Digital signage is a form of electronic display that shows information, advertising and other messages. You may have seen digital signage screens at the grocery store, the mall or the doctor’s office. Digital signage is a great means for relaying information and enhancing customer experience.

When Brian demonstrated Mitsubishi’s setup, he used a school’s digital signage system as an example. The screen flashed the school calendar, a principal’s message and footage from a recent award ceremony. You could see how effective something like this would be for education and small businesses.

Check out the video below or on our YouTube page.



In the past, setting up digital signage was a time-consuming and expensive process. We’re talking tens of thousands of dollars and days of training.

The entire Mitsubishi digital signage setup – player, LCD screen and software – starts at $1,449 and set up is so easy, even Brian can do it! (Note, this is the same man who had to ask his son to set up his iPod.)

Check out our digital signage packages here»

“Anybody who can put together a PowerPoint slide show can do this.”

~ Brian from Mitsubishi

Real quick, let’s go into the components of the Mitsubishi digital signage setup. They are:

  • Digital Signage Player: Technically, this is called a RISC (Reduced Instruction Set Computer.) It’s basically an 80-gig computer that runs your digital signage system. Unlike a PC, it doesn’t have an operating system, which means it won’t crash. This player is used widely throughout Asia, Europe and the United States, including on the monorail systems in Las Vegas. It plays graphics, text and video clips.


  • LCD Display: Mitsubishi’s monitors are available in 32-inch (720p), 42-inch (720 and 1080), 46, 52 and 65-inch (1080p) displays. All monitors are commercial-grade and backed by an impressive 3-year warranty.

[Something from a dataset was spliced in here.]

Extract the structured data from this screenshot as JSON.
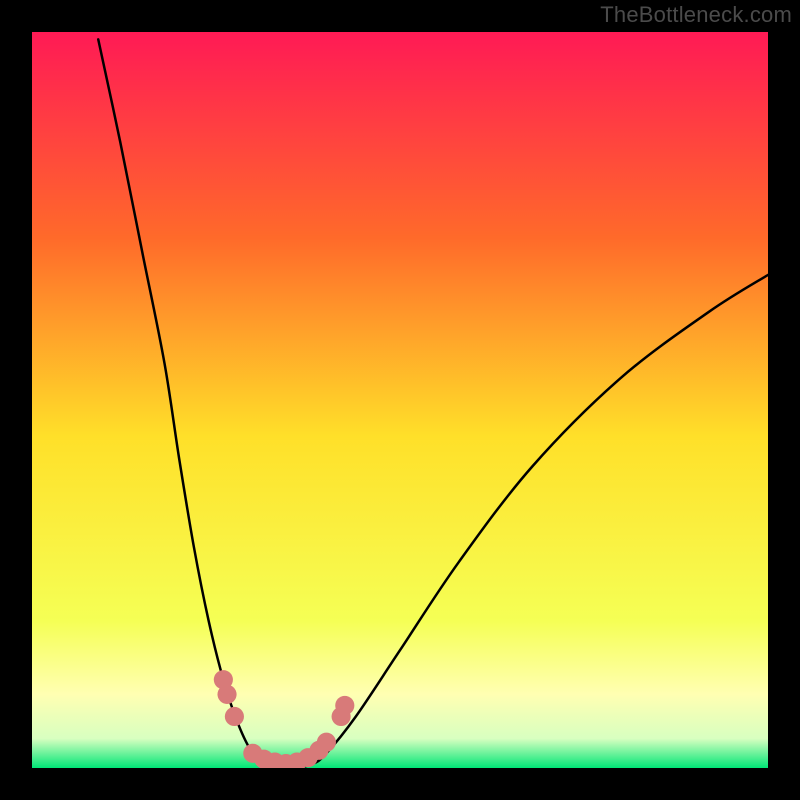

You can hook up more than one monitor to each digital signage player. All monitors hooked up to the player will display the same message.


  • Software: The software allows you to program the videos and messages that appear in the different zones on the monitor. The software is available as a free download.

“Think of this as digital signage with training wheels.”

~ Brian from Mitsubishi

The Mitsubishi digital signage system can run 24/7, but to keep the warranty valid you must turn it off for one hour per week. So what’s that? 24/6 plus 23/1?

Brian said most of his customers are either digital signage newbies who appreciate the simplicity and affordability of the Mitsubishi application, or business owners who found other means of digital signage too cumbersome and costly.

Granted, the more expensive digital signage setups do have more bells and whistles than Mitsubishi’s. For example, they can be hooked up to inventory trackers and promote overstock items. However, most schools and small businesses don’t need all the fancy extras.